In the comments below, Howard Owens responds to the LA Times in the conversation started by its editorial about GoogleNews new comment feature. Jon Healey of the Times worried that flacks and spinsters will use Google to flack and spin without reporters there to filter it. Howard advises:

I don’t think you get it, Mr. Healey.

Let’s say company X stonewalls, and then comments as you say … well, why do you think that ends the conversation. Company X just made news by their comments, not matter how untruthful. Your story just got better. The reporter goes and writes a story about the comments and debunks them. More truth is illuminated. Readers are better informed, and they have a clearer picture of who company x really is.

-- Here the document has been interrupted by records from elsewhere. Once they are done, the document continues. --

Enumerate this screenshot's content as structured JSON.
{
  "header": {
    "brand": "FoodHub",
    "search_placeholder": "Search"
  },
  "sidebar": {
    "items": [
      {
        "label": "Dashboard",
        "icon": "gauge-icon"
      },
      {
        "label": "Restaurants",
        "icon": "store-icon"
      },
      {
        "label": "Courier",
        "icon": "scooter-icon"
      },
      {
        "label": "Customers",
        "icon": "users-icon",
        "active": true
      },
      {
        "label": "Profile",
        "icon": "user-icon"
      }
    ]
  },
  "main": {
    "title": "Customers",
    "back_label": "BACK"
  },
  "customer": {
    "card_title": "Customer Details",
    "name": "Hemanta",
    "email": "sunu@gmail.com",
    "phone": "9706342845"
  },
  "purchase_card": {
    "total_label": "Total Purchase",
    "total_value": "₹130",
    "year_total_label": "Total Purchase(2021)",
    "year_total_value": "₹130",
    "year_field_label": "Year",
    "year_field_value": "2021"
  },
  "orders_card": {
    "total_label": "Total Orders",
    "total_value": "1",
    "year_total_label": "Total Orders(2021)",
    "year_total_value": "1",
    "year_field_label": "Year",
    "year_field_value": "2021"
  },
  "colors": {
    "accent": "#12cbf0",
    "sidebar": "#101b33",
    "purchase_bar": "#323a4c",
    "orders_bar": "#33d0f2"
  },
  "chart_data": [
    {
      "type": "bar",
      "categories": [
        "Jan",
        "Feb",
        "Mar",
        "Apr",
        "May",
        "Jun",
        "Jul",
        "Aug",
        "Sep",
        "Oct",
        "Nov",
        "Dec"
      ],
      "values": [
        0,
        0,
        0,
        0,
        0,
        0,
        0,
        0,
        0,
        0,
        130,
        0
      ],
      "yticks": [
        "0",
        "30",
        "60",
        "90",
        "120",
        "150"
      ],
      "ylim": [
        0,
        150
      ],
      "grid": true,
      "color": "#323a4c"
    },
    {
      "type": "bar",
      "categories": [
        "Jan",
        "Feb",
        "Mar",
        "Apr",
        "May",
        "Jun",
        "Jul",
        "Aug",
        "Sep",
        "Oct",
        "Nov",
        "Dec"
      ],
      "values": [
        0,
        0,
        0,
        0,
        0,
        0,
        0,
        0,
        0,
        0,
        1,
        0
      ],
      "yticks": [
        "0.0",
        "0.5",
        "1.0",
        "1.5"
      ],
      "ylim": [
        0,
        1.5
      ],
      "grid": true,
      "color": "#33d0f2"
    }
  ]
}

This is better journalism. This is better civics.

Google is HELPING you. And us. If it works (and I’m not sure it will, but I appreciate the effort).

One of the main things that really bugged me about the LAT piece, and I still don’t think you get based on the above, is that you think readers are not smart enough. That’s the common journalistic hubris. If we aren’t there to guide readers and make sure their information is properly filtered and balanced, they won’t really be able to figure out things on their own and separate fact from spin, etc.

But, how good has journalism done at that over the past couple of decades anyway?

First, readers are smarter than most journalists give them credit for; Second, thanks to blogs and such, they’re getting smarter. The thing about the new information economy is we all have to be smarter, and that’s happening, because we’re largely on our own for filtering news and opinion. I, for one, thing that’s a good thing. It’s actually BETTER for democracy.

Sometime you might want to walk across the hall and have a long conversation with Matt Welch about all this. It would help a lot.

I emailed Matt — one of the first people to teach me how blogs and links and the distributed conversation work, back in the day — in the midst of all this when I wanted to see whether my take on the editorial was wrong. Matt was just returning from book leave (he’s about to come out with a book on John McCain) just as this kerfuffle was fuffling. But he did tell me that the Times is about to enable response on the opinion pieces his department produces. The bigger question, I think, is how to link a paper and its journalism into the larger distributed conversation in comments, links in outside blogs, and responses at GoogleNews. If someone responds anywhere, as Howard points out, the reporter should be ready to jump on that and do what reporters do: add journalism.